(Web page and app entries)
- - -

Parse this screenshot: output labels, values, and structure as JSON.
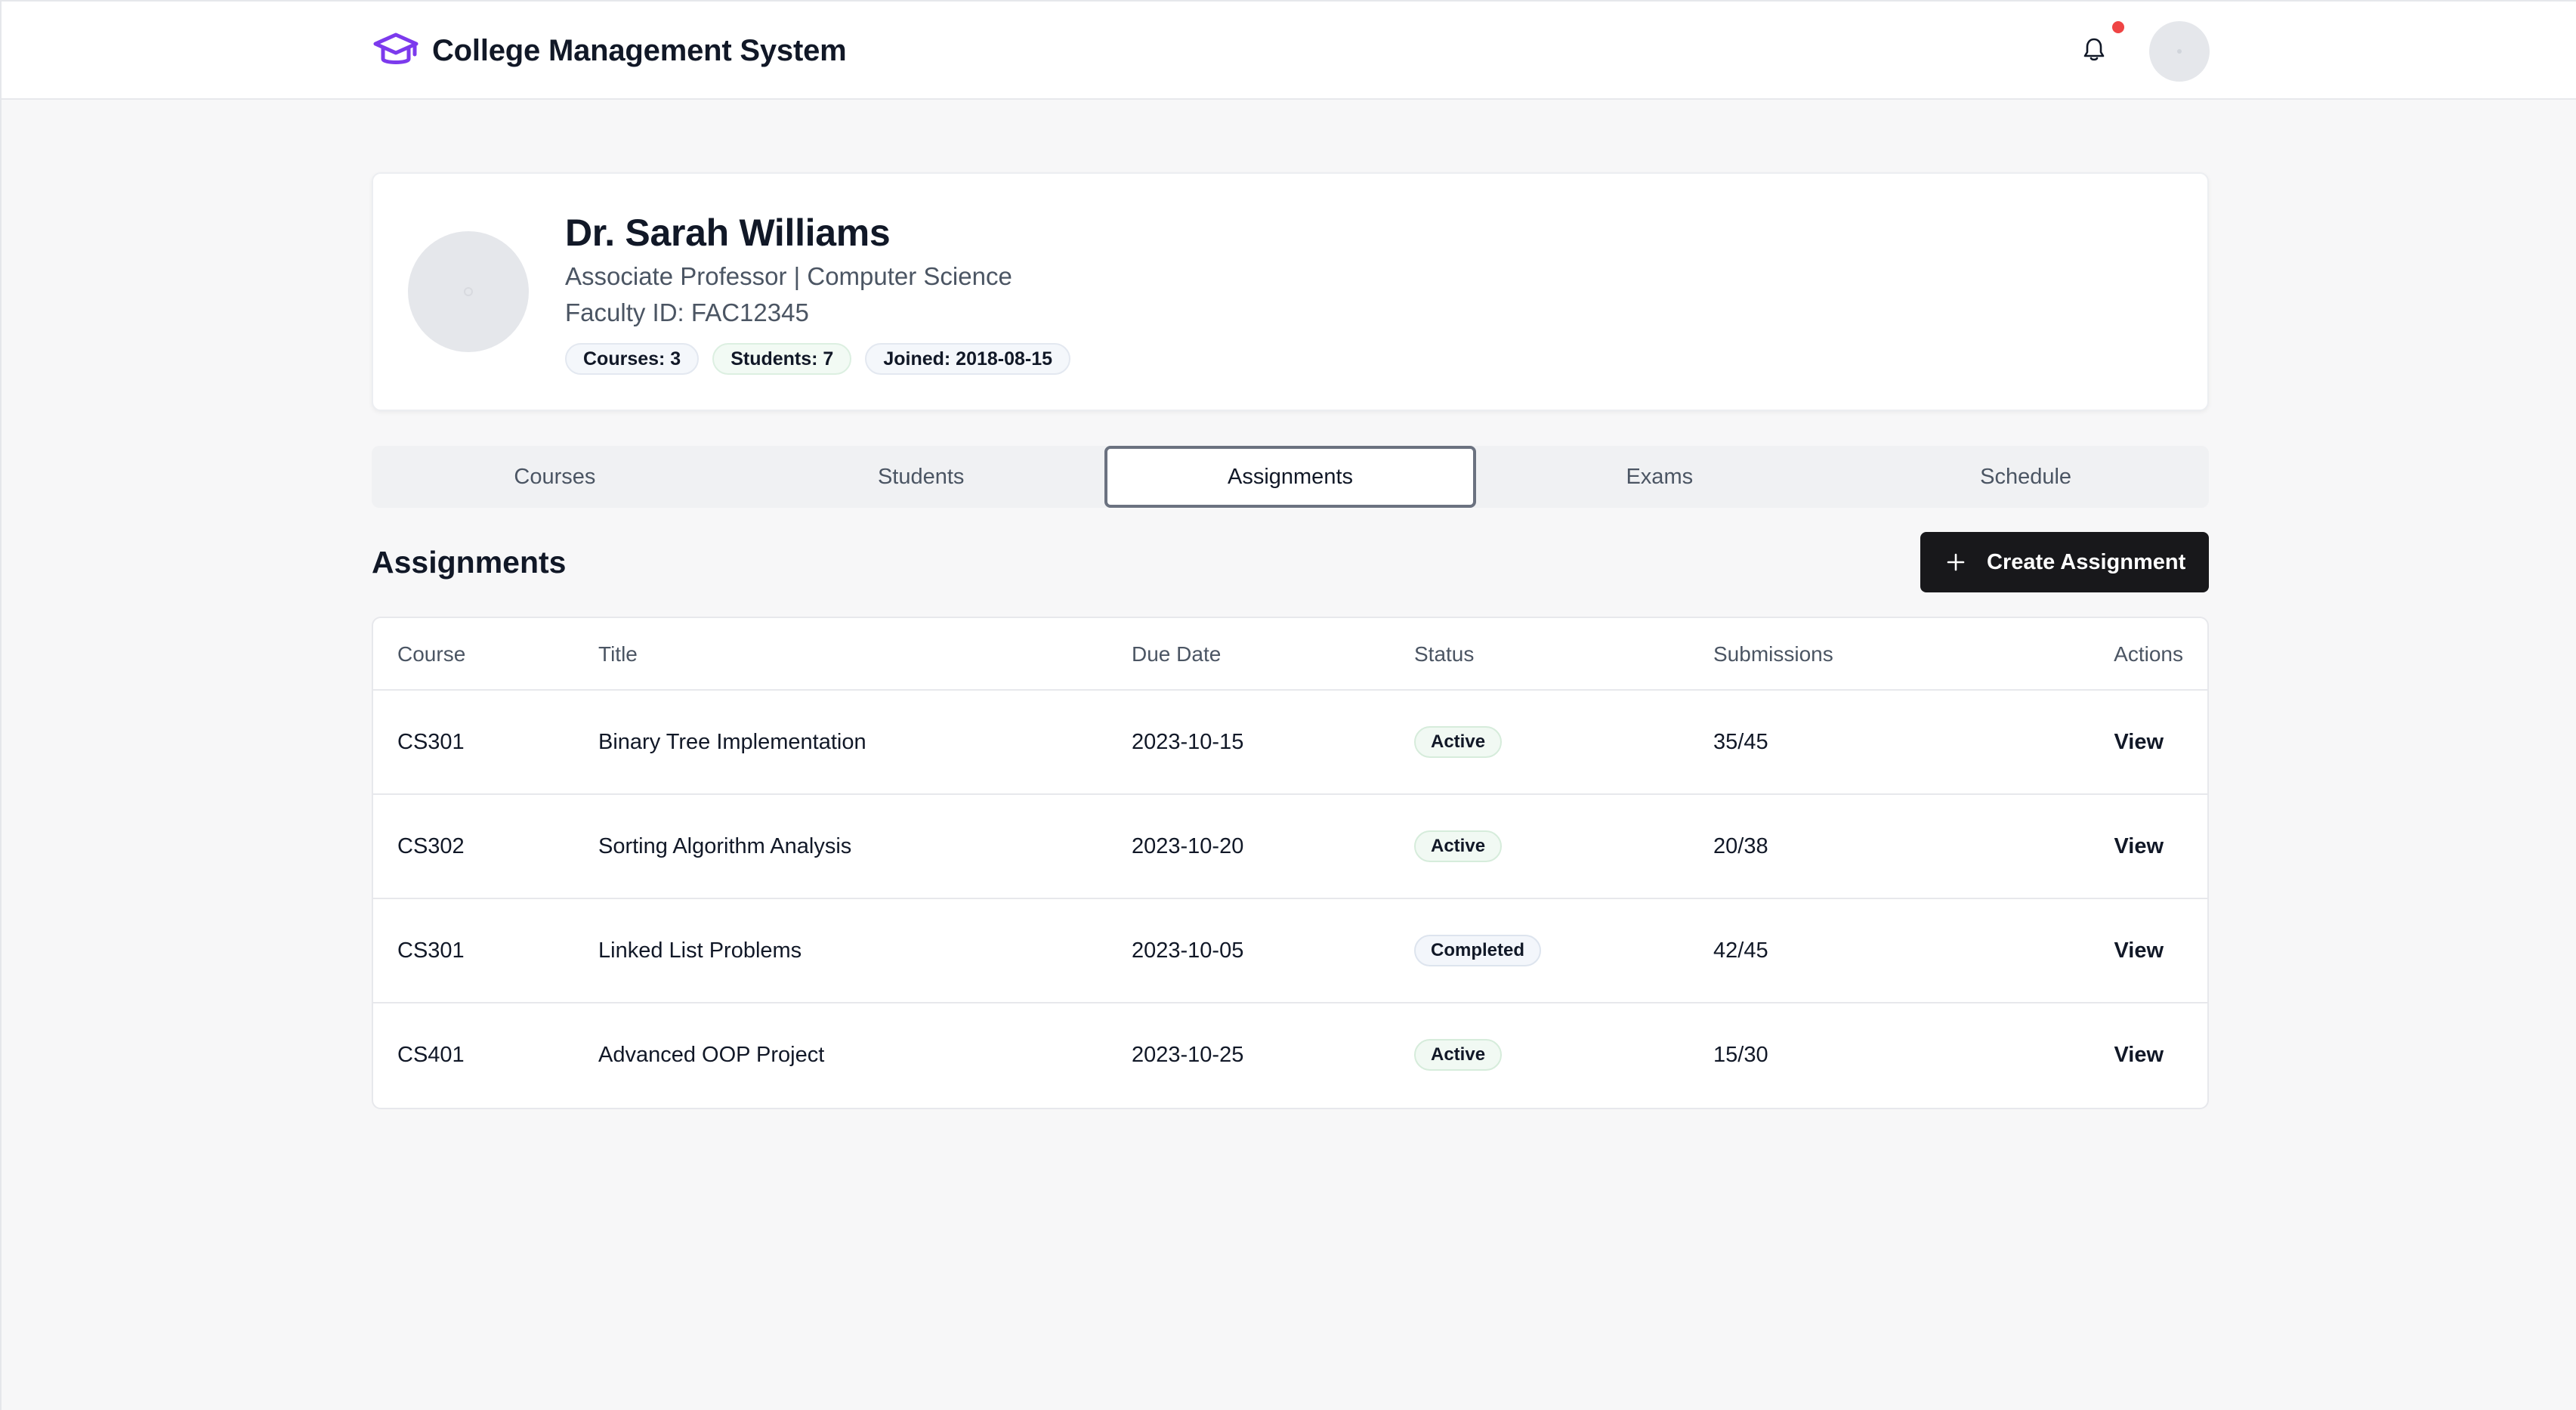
{
  "app": {
    "title": "College Management System",
    "accent_color": "#7c3aed",
    "notification_dot_color": "#ef4444"
  },
  "header": {
    "logo_icon": "graduation-cap-icon",
    "notification_icon": "bell-icon"
  },
  "profile": {
    "name": "Dr. Sarah Williams",
    "position": "Associate Professor | Computer Science",
    "faculty_id": "Faculty ID: FAC12345",
    "badges": {
      "courses": "Courses: 3",
      "students": "Students: 7",
      "joined": "Joined: 2018-08-15"
    }
  },
  "tabs": [
    {
      "label": "Courses",
      "active": false
    },
    {
      "label": "Students",
      "active": false
    },
    {
      "label": "Assignments",
      "active": true
    },
    {
      "label": "Exams",
      "active": false
    },
    {
      "label": "Schedule",
      "active": false
    }
  ],
  "assignments": {
    "title": "Assignments",
    "create_button": "Create Assignment",
    "columns": {
      "course": "Course",
      "title": "Title",
      "due_date": "Due Date",
      "status": "Status",
      "submissions": "Submissions",
      "actions": "Actions"
    },
    "rows": [
      {
        "course": "CS301",
        "title": "Binary Tree Implementation",
        "due_date": "2023-10-15",
        "status": "Active",
        "submissions": "35/45",
        "action": "View"
      },
      {
        "course": "CS302",
        "title": "Sorting Algorithm Analysis",
        "due_date": "2023-10-20",
        "status": "Active",
        "submissions": "20/38",
        "action": "View"
      },
      {
        "course": "CS301",
        "title": "Linked List Problems",
        "due_date": "2023-10-05",
        "status": "Completed",
        "submissions": "42/45",
        "action": "View"
      },
      {
        "course": "CS401",
        "title": "Advanced OOP Project",
        "due_date": "2023-10-25",
        "status": "Active",
        "submissions": "15/30",
        "action": "View"
      }
    ]
  }
}
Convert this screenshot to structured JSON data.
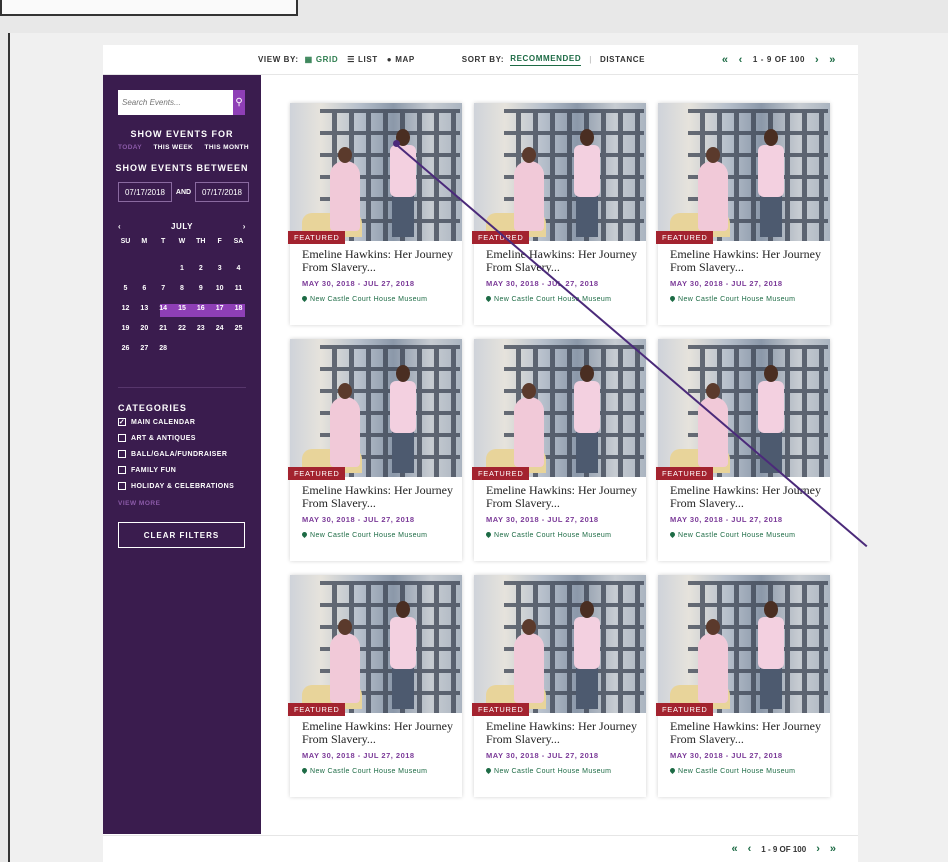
{
  "toolbar": {
    "view_by": "VIEW BY:",
    "view_options": [
      {
        "label": "GRID",
        "icon": "grid-icon"
      },
      {
        "label": "LIST",
        "icon": "list-icon"
      },
      {
        "label": "MAP",
        "icon": "map-pin-icon"
      }
    ],
    "sort_by": "SORT BY:",
    "sort_options": [
      "RECOMMENDED",
      "DISTANCE"
    ],
    "sort_sep": "|",
    "pager_text": "1 - 9 OF 100"
  },
  "sidebar": {
    "search_placeholder": "Search Events...",
    "show_events_for": "SHOW EVENTS FOR",
    "range_tabs": [
      "TODAY",
      "THIS WEEK",
      "THIS MONTH"
    ],
    "show_events_between": "SHOW EVENTS BETWEEN",
    "date_from": "07/17/2018",
    "date_and": "AND",
    "date_to": "07/17/2018",
    "month": "JULY",
    "weekdays": [
      "SU",
      "M",
      "T",
      "W",
      "TH",
      "F",
      "SA"
    ],
    "weeks": [
      [
        "",
        "",
        "",
        "1",
        "2",
        "3",
        "4"
      ],
      [
        "5",
        "6",
        "7",
        "8",
        "9",
        "10",
        "11"
      ],
      [
        "12",
        "13",
        "14",
        "15",
        "16",
        "17",
        "18"
      ],
      [
        "19",
        "20",
        "21",
        "22",
        "23",
        "24",
        "25"
      ],
      [
        "26",
        "27",
        "28",
        "",
        "",
        "",
        ""
      ]
    ],
    "categories_title": "CATEGORIES",
    "categories": [
      {
        "label": "MAIN CALENDAR",
        "checked": true
      },
      {
        "label": "ART & ANTIQUES",
        "checked": false
      },
      {
        "label": "BALL/GALA/FUNDRAISER",
        "checked": false
      },
      {
        "label": "FAMILY FUN",
        "checked": false
      },
      {
        "label": "HOLIDAY & CELEBRATIONS",
        "checked": false
      }
    ],
    "view_more": "VIEW MORE",
    "clear_filters": "CLEAR FILTERS"
  },
  "events": [
    {
      "badge": "FEATURED",
      "title": "Emeline Hawkins: Her Journey From Slavery...",
      "date": "MAY 30, 2018 - JUL 27, 2018",
      "location": "New Castle Court House Museum"
    },
    {
      "badge": "FEATURED",
      "title": "Emeline Hawkins: Her Journey From Slavery...",
      "date": "MAY 30, 2018 - JUL 27, 2018",
      "location": "New Castle Court House Museum"
    },
    {
      "badge": "FEATURED",
      "title": "Emeline Hawkins: Her Journey From Slavery...",
      "date": "MAY 30, 2018 - JUL 27, 2018",
      "location": "New Castle Court House Museum"
    },
    {
      "badge": "FEATURED",
      "title": "Emeline Hawkins: Her Journey From Slavery...",
      "date": "MAY 30, 2018 - JUL 27, 2018",
      "location": "New Castle Court House Museum"
    },
    {
      "badge": "FEATURED",
      "title": "Emeline Hawkins: Her Journey From Slavery...",
      "date": "MAY 30, 2018 - JUL 27, 2018",
      "location": "New Castle Court House Museum"
    },
    {
      "badge": "FEATURED",
      "title": "Emeline Hawkins: Her Journey From Slavery...",
      "date": "MAY 30, 2018 - JUL 27, 2018",
      "location": "New Castle Court House Museum"
    },
    {
      "badge": "FEATURED",
      "title": "Emeline Hawkins: Her Journey From Slavery...",
      "date": "MAY 30, 2018 - JUL 27, 2018",
      "location": "New Castle Court House Museum"
    },
    {
      "badge": "FEATURED",
      "title": "Emeline Hawkins: Her Journey From Slavery...",
      "date": "MAY 30, 2018 - JUL 27, 2018",
      "location": "New Castle Court House Museum"
    },
    {
      "badge": "FEATURED",
      "title": "Emeline Hawkins: Her Journey From Slavery...",
      "date": "MAY 30, 2018 - JUL 27, 2018",
      "location": "New Castle Court House Museum"
    }
  ],
  "bottom_pager_text": "1 - 9 OF 100",
  "colors": {
    "sidebar": "#3a1c4e",
    "accent_purple": "#8e3fb6",
    "accent_green": "#1d6b45",
    "badge_red": "#a3232f"
  }
}
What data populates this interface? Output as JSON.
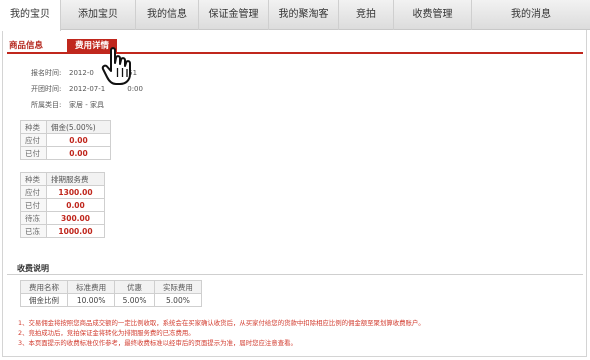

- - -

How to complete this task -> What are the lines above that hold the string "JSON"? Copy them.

Response ->
Parse this screenshot: output labels, values, and structure as JSON.
Convert this screenshot to structured JSON data.
What data populates this interface? Output as JSON.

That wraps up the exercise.